__WORK INSTRUCTIONS__. Copy out the listing below so that each line matches exactly.

__SUPPLIED MATERIAL__.
-- Opening Marker --

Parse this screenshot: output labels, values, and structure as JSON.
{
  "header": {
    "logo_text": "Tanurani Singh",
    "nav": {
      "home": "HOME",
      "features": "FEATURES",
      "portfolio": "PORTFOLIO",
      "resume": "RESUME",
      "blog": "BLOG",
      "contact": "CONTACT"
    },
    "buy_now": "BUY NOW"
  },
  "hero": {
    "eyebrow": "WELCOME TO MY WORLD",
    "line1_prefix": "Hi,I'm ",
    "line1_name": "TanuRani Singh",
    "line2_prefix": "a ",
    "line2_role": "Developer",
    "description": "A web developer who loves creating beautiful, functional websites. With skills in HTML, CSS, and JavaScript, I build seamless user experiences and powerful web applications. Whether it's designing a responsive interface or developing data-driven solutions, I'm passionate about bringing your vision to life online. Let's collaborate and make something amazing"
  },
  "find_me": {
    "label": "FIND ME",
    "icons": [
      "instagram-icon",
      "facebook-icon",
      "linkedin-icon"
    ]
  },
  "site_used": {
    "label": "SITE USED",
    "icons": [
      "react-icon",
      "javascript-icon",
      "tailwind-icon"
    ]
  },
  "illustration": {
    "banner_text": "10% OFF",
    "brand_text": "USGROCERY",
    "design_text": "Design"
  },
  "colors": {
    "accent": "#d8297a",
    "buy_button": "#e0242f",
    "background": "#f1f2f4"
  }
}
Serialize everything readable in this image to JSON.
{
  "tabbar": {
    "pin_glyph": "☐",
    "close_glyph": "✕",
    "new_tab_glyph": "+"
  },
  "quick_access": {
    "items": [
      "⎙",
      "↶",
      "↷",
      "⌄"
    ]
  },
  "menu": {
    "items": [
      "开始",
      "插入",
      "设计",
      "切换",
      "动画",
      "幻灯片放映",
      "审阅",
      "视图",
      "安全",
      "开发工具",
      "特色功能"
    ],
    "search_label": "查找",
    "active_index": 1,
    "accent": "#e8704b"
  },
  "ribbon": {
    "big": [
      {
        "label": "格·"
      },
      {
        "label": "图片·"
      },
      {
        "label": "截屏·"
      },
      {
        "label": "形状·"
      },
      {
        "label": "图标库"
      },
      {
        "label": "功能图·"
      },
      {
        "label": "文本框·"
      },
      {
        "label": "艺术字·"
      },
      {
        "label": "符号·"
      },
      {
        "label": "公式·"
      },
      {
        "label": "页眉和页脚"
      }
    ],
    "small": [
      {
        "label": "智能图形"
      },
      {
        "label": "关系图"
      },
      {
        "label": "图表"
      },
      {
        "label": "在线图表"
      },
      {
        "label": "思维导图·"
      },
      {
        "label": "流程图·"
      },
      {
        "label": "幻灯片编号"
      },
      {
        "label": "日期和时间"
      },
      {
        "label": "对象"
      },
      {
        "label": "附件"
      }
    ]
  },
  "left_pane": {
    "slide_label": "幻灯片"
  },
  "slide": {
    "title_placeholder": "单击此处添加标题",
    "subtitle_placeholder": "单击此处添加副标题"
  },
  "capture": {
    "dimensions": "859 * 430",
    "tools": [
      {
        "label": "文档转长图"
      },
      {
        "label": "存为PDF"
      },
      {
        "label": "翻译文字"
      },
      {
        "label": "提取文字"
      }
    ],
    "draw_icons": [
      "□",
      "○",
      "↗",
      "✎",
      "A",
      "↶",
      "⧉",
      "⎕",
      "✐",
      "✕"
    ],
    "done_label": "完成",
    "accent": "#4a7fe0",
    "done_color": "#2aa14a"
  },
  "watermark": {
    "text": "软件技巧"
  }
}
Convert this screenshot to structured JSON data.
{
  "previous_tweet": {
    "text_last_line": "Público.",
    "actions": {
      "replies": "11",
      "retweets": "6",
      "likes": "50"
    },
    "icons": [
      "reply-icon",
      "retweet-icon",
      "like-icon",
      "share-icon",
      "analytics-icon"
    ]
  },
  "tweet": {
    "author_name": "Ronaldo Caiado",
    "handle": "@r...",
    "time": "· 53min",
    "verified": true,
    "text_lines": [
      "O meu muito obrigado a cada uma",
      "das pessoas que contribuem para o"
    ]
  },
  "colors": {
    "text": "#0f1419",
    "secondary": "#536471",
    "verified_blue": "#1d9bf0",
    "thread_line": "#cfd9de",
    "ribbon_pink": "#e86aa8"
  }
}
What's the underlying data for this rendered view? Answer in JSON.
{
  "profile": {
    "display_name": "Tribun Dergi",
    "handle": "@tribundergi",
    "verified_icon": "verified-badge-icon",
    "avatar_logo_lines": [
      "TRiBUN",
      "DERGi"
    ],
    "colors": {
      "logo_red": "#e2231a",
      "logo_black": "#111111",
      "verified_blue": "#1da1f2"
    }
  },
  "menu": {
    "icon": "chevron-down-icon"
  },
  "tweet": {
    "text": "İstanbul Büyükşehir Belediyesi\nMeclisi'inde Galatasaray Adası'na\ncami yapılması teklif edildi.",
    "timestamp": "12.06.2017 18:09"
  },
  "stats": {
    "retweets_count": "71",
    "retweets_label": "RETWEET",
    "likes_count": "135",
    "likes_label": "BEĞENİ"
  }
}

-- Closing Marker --

__RESPONSE TO THE EXERCISE__.
Parse this screenshot: output labels, values, and structure as JSON.
{
  "header": {
    "logo_text": "Tanurani Singh",
    "nav": {
      "home": "HOME",
      "features": "FEATURES",
      "portfolio": "PORTFOLIO",
      "resume": "RESUME",
      "blog": "BLOG",
      "contact": "CONTACT"
    },
    "buy_now": "BUY NOW"
  },
  "hero": {
    "eyebrow": "WELCOME TO MY WORLD",
    "line1_prefix": "Hi,I'm ",
    "line1_name": "TanuRani Singh",
    "line2_prefix": "a ",
    "line2_role": "Developer",
    "description": "A web developer who loves creating beautiful, functional websites. With skills in HTML, CSS, and JavaScript, I build seamless user experiences and powerful web applications. Whether it's designing a responsive interface or developing data-driven solutions, I'm passionate about bringing your vision to life online. Let's collaborate and make something amazing"
  },
  "find_me": {
    "label": "FIND ME",
    "icons": [
      "instagram-icon",
      "facebook-icon",
      "linkedin-icon"
    ]
  },
  "site_used": {
    "label": "SITE USED",
    "icons": [
      "react-icon",
      "javascript-icon",
      "tailwind-icon"
    ]
  },
  "illustration": {
    "banner_text": "10% OFF",
    "brand_text": "USGROCERY",
    "design_text": "Design"
  },
  "colors": {
    "accent": "#d8297a",
    "buy_button": "#e0242f",
    "background": "#f1f2f4"
  }
}
Serialize everything readable in this image to JSON.
{
  "tabbar": {
    "pin_glyph": "☐",
    "close_glyph": "✕",
    "new_tab_glyph": "+"
  },
  "quick_access": {
    "items": [
      "⎙",
      "↶",
      "↷",
      "⌄"
    ]
  },
  "menu": {
    "items": [
      "开始",
      "插入",
      "设计",
      "切换",
      "动画",
      "幻灯片放映",
      "审阅",
      "视图",
      "安全",
      "开发工具",
      "特色功能"
    ],
    "search_label": "查找",
    "active_index": 1,
    "accent": "#e8704b"
  },
  "ribbon": {
    "big": [
      {
        "label": "格·"
      },
      {
        "label": "图片·"
      },
      {
        "label": "截屏·"
      },
      {
        "label": "形状·"
      },
      {
        "label": "图标库"
      },
      {
        "label": "功能图·"
      },
      {
        "label": "文本框·"
      },
      {
        "label": "艺术字·"
      },
      {
        "label": "符号·"
      },
      {
        "label": "公式·"
      },
      {
        "label": "页眉和页脚"
      }
    ],
    "small": [
      {
        "label": "智能图形"
      },
      {
        "label": "关系图"
      },
      {
        "label": "图表"
      },
      {
        "label": "在线图表"
      },
      {
        "label": "思维导图·"
      },
      {
        "label": "流程图·"
      },
      {
        "label": "幻灯片编号"
      },
      {
        "label": "日期和时间"
      },
      {
        "label": "对象"
      },
      {
        "label": "附件"
      }
    ]
  },
  "left_pane": {
    "slide_label": "幻灯片"
  },
  "slide": {
    "title_placeholder": "单击此处添加标题",
    "subtitle_placeholder": "单击此处添加副标题"
  },
  "capture": {
    "dimensions": "859 * 430",
    "tools": [
      {
        "label": "文档转长图"
      },
      {
        "label": "存为PDF"
      },
      {
        "label": "翻译文字"
      },
      {
        "label": "提取文字"
      }
    ],
    "draw_icons": [
      "□",
      "○",
      "↗",
      "✎",
      "A",
      "↶",
      "⧉",
      "⎕",
      "✐",
      "✕"
    ],
    "done_label": "完成",
    "accent": "#4a7fe0",
    "done_color": "#2aa14a"
  },
  "watermark": {
    "text": "软件技巧"
  }
}
Convert this screenshot to structured JSON data.
{
  "previous_tweet": {
    "text_last_line": "Público.",
    "actions": {
      "replies": "11",
      "retweets": "6",
      "likes": "50"
    },
    "icons": [
      "reply-icon",
      "retweet-icon",
      "like-icon",
      "share-icon",
      "analytics-icon"
    ]
  },
  "tweet": {
    "author_name": "Ronaldo Caiado",
    "handle": "@r...",
    "time": "· 53min",
    "verified": true,
    "text_lines": [
      "O meu muito obrigado a cada uma",
      "das pessoas que contribuem para o"
    ]
  },
  "colors": {
    "text": "#0f1419",
    "secondary": "#536471",
    "verified_blue": "#1d9bf0",
    "thread_line": "#cfd9de",
    "ribbon_pink": "#e86aa8"
  }
}
What's the underlying data for this rendered view? Answer in JSON.
{
  "profile": {
    "display_name": "Tribun Dergi",
    "handle": "@tribundergi",
    "verified_icon": "verified-badge-icon",
    "avatar_logo_lines": [
      "TRiBUN",
      "DERGi"
    ],
    "colors": {
      "logo_red": "#e2231a",
      "logo_black": "#111111",
      "verified_blue": "#1da1f2"
    }
  },
  "menu": {
    "icon": "chevron-down-icon"
  },
  "tweet": {
    "text": "İstanbul Büyükşehir Belediyesi\nMeclisi'inde Galatasaray Adası'na\ncami yapılması teklif edildi.",
    "timestamp": "12.06.2017 18:09"
  },
  "stats": {
    "retweets_count": "71",
    "retweets_label": "RETWEET",
    "likes_count": "135",
    "likes_label": "BEĞENİ"
  }
}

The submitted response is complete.